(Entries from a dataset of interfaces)
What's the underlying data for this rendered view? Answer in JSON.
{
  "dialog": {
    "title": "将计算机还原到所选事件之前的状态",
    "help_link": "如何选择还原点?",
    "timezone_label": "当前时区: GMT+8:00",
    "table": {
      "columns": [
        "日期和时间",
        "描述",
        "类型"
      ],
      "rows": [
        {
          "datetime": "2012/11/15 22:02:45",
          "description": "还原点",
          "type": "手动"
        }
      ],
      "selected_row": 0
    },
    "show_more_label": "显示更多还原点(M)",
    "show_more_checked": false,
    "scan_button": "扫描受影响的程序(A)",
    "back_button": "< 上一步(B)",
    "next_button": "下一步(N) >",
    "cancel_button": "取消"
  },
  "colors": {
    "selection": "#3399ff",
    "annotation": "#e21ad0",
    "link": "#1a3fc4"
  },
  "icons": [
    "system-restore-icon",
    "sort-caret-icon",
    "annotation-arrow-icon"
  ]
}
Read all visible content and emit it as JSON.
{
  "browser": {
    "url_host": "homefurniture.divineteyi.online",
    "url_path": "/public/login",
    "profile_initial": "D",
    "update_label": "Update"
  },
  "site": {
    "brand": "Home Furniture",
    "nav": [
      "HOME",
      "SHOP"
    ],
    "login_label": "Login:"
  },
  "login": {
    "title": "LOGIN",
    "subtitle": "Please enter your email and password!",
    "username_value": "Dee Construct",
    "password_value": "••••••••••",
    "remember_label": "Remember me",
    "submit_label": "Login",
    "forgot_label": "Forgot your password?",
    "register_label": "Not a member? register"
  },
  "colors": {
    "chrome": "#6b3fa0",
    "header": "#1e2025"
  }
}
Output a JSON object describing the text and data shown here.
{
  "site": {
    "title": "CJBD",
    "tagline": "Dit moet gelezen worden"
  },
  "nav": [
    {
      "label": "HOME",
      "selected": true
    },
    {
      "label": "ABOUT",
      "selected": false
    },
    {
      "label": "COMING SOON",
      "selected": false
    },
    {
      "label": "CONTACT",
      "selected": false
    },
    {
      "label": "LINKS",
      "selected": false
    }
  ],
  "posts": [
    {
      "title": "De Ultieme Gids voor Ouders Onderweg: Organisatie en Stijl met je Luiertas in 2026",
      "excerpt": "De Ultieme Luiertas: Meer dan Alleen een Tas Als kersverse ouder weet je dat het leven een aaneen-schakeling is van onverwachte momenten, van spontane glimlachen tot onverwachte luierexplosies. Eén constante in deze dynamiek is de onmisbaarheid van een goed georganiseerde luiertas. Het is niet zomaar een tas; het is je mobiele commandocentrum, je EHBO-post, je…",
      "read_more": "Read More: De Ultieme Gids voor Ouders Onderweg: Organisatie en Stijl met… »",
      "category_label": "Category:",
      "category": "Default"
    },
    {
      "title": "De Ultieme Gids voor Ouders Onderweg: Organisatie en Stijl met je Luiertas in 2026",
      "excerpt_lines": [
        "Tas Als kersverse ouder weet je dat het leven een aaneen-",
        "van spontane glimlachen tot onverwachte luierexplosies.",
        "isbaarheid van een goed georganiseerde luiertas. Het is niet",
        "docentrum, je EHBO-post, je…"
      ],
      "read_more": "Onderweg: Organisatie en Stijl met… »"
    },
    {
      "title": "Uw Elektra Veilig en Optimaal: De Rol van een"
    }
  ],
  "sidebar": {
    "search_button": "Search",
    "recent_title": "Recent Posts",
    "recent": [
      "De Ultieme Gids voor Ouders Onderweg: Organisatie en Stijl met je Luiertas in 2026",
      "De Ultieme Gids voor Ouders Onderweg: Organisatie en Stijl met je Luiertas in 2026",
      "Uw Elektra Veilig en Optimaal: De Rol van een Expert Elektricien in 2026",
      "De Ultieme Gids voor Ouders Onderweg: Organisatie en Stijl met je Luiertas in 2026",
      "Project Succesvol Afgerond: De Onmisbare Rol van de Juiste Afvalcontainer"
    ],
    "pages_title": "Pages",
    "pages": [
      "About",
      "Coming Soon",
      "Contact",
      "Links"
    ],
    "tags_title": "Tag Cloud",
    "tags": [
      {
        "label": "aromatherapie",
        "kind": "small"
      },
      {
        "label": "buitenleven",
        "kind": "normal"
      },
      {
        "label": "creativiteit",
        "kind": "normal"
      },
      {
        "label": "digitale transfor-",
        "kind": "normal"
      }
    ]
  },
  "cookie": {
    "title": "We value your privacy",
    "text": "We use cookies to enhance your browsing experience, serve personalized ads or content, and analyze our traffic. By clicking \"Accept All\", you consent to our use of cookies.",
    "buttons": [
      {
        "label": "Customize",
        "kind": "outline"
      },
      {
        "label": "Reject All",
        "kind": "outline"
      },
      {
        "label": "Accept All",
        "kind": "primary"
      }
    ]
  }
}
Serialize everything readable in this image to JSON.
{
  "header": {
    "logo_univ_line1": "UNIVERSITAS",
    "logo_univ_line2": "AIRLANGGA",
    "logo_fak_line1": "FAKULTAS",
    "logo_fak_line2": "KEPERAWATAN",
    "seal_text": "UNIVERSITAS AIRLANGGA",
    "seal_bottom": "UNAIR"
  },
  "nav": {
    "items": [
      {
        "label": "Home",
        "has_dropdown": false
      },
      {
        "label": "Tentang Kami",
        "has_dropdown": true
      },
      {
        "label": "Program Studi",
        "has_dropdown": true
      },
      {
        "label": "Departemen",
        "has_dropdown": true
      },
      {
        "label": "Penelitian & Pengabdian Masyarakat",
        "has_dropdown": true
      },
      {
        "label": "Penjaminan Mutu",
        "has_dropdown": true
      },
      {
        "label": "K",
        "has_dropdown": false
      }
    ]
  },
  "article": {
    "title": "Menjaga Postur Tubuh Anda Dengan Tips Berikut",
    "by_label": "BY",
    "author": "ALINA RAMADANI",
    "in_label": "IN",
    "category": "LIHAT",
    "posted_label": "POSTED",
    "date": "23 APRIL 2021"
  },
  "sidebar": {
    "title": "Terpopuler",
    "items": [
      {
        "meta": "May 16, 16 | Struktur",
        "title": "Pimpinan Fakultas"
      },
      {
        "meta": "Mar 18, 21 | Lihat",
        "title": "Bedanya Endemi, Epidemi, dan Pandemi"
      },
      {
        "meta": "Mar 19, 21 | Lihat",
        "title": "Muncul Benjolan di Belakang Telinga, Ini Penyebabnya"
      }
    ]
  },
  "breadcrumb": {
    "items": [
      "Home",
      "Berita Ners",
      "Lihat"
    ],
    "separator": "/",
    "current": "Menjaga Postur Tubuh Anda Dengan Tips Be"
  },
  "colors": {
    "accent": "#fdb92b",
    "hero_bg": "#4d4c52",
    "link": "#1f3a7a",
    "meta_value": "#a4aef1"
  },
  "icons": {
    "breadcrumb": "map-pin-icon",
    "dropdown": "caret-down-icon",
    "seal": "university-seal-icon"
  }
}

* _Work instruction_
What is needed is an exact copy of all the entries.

* _Answer to this problem_
What's the underlying data for this rendered view? Answer in JSON.
{
  "dialog": {
    "title": "将计算机还原到所选事件之前的状态",
    "help_link": "如何选择还原点?",
    "timezone_label": "当前时区: GMT+8:00",
    "table": {
      "columns": [
        "日期和时间",
        "描述",
        "类型"
      ],
      "rows": [
        {
          "datetime": "2012/11/15 22:02:45",
          "description": "还原点",
          "type": "手动"
        }
      ],
      "selected_row": 0
    },
    "show_more_label": "显示更多还原点(M)",
    "show_more_checked": false,
    "scan_button": "扫描受影响的程序(A)",
    "back_button": "< 上一步(B)",
    "next_button": "下一步(N) >",
    "cancel_button": "取消"
  },
  "colors": {
    "selection": "#3399ff",
    "annotation": "#e21ad0",
    "link": "#1a3fc4"
  },
  "icons": [
    "system-restore-icon",
    "sort-caret-icon",
    "annotation-arrow-icon"
  ]
}
Read all visible content and emit it as JSON.
{
  "browser": {
    "url_host": "homefurniture.divineteyi.online",
    "url_path": "/public/login",
    "profile_initial": "D",
    "update_label": "Update"
  },
  "site": {
    "brand": "Home Furniture",
    "nav": [
      "HOME",
      "SHOP"
    ],
    "login_label": "Login:"
  },
  "login": {
    "title": "LOGIN",
    "subtitle": "Please enter your email and password!",
    "username_value": "Dee Construct",
    "password_value": "••••••••••",
    "remember_label": "Remember me",
    "submit_label": "Login",
    "forgot_label": "Forgot your password?",
    "register_label": "Not a member? register"
  },
  "colors": {
    "chrome": "#6b3fa0",
    "header": "#1e2025"
  }
}
Output a JSON object describing the text and data shown here.
{
  "site": {
    "title": "CJBD",
    "tagline": "Dit moet gelezen worden"
  },
  "nav": [
    {
      "label": "HOME",
      "selected": true
    },
    {
      "label": "ABOUT",
      "selected": false
    },
    {
      "label": "COMING SOON",
      "selected": false
    },
    {
      "label": "CONTACT",
      "selected": false
    },
    {
      "label": "LINKS",
      "selected": false
    }
  ],
  "posts": [
    {
      "title": "De Ultieme Gids voor Ouders Onderweg: Organisatie en Stijl met je Luiertas in 2026",
      "excerpt": "De Ultieme Luiertas: Meer dan Alleen een Tas Als kersverse ouder weet je dat het leven een aaneen-schakeling is van onverwachte momenten, van spontane glimlachen tot onverwachte luierexplosies. Eén constante in deze dynamiek is de onmisbaarheid van een goed georganiseerde luiertas. Het is niet zomaar een tas; het is je mobiele commandocentrum, je EHBO-post, je…",
      "read_more": "Read More: De Ultieme Gids voor Ouders Onderweg: Organisatie en Stijl met… »",
      "category_label": "Category:",
      "category": "Default"
    },
    {
      "title": "De Ultieme Gids voor Ouders Onderweg: Organisatie en Stijl met je Luiertas in 2026",
      "excerpt_lines": [
        "Tas Als kersverse ouder weet je dat het leven een aaneen-",
        "van spontane glimlachen tot onverwachte luierexplosies.",
        "isbaarheid van een goed georganiseerde luiertas. Het is niet",
        "docentrum, je EHBO-post, je…"
      ],
      "read_more": "Onderweg: Organisatie en Stijl met… »"
    },
    {
      "title": "Uw Elektra Veilig en Optimaal: De Rol van een"
    }
  ],
  "sidebar": {
    "search_button": "Search",
    "recent_title": "Recent Posts",
    "recent": [
      "De Ultieme Gids voor Ouders Onderweg: Organisatie en Stijl met je Luiertas in 2026",
      "De Ultieme Gids voor Ouders Onderweg: Organisatie en Stijl met je Luiertas in 2026",
      "Uw Elektra Veilig en Optimaal: De Rol van een Expert Elektricien in 2026",
      "De Ultieme Gids voor Ouders Onderweg: Organisatie en Stijl met je Luiertas in 2026",
      "Project Succesvol Afgerond: De Onmisbare Rol van de Juiste Afvalcontainer"
    ],
    "pages_title": "Pages",
    "pages": [
      "About",
      "Coming Soon",
      "Contact",
      "Links"
    ],
    "tags_title": "Tag Cloud",
    "tags": [
      {
        "label": "aromatherapie",
        "kind": "small"
      },
      {
        "label": "buitenleven",
        "kind": "normal"
      },
      {
        "label": "creativiteit",
        "kind": "normal"
      },
      {
        "label": "digitale transfor-",
        "kind": "normal"
      }
    ]
  },
  "cookie": {
    "title": "We value your privacy",
    "text": "We use cookies to enhance your browsing experience, serve personalized ads or content, and analyze our traffic. By clicking \"Accept All\", you consent to our use of cookies.",
    "buttons": [
      {
        "label": "Customize",
        "kind": "outline"
      },
      {
        "label": "Reject All",
        "kind": "outline"
      },
      {
        "label": "Accept All",
        "kind": "primary"
      }
    ]
  }
}
Serialize everything readable in this image to JSON.
{
  "header": {
    "logo_univ_line1": "UNIVERSITAS",
    "logo_univ_line2": "AIRLANGGA",
    "logo_fak_line1": "FAKULTAS",
    "logo_fak_line2": "KEPERAWATAN",
    "seal_text": "UNIVERSITAS AIRLANGGA",
    "seal_bottom": "UNAIR"
  },
  "nav": {
    "items": [
      {
        "label": "Home",
        "has_dropdown": false
      },
      {
        "label": "Tentang Kami",
        "has_dropdown": true
      },
      {
        "label": "Program Studi",
        "has_dropdown": true
      },
      {
        "label": "Departemen",
        "has_dropdown": true
      },
      {
        "label": "Penelitian & Pengabdian Masyarakat",
        "has_dropdown": true
      },
      {
        "label": "Penjaminan Mutu",
        "has_dropdown": true
      },
      {
        "label": "K",
        "has_dropdown": false
      }
    ]
  },
  "article": {
    "title": "Menjaga Postur Tubuh Anda Dengan Tips Berikut",
    "by_label": "BY",
    "author": "ALINA RAMADANI",
    "in_label": "IN",
    "category": "LIHAT",
    "posted_label": "POSTED",
    "date": "23 APRIL 2021"
  },
  "sidebar": {
    "title": "Terpopuler",
    "items": [
      {
        "meta": "May 16, 16 | Struktur",
        "title": "Pimpinan Fakultas"
      },
      {
        "meta": "Mar 18, 21 | Lihat",
        "title": "Bedanya Endemi, Epidemi, dan Pandemi"
      },
      {
        "meta": "Mar 19, 21 | Lihat",
        "title": "Muncul Benjolan di Belakang Telinga, Ini Penyebabnya"
      }
    ]
  },
  "breadcrumb": {
    "items": [
      "Home",
      "Berita Ners",
      "Lihat"
    ],
    "separator": "/",
    "current": "Menjaga Postur Tubuh Anda Dengan Tips Be"
  },
  "colors": {
    "accent": "#fdb92b",
    "hero_bg": "#4d4c52",
    "link": "#1f3a7a",
    "meta_value": "#a4aef1"
  },
  "icons": {
    "breadcrumb": "map-pin-icon",
    "dropdown": "caret-down-icon",
    "seal": "university-seal-icon"
  }
}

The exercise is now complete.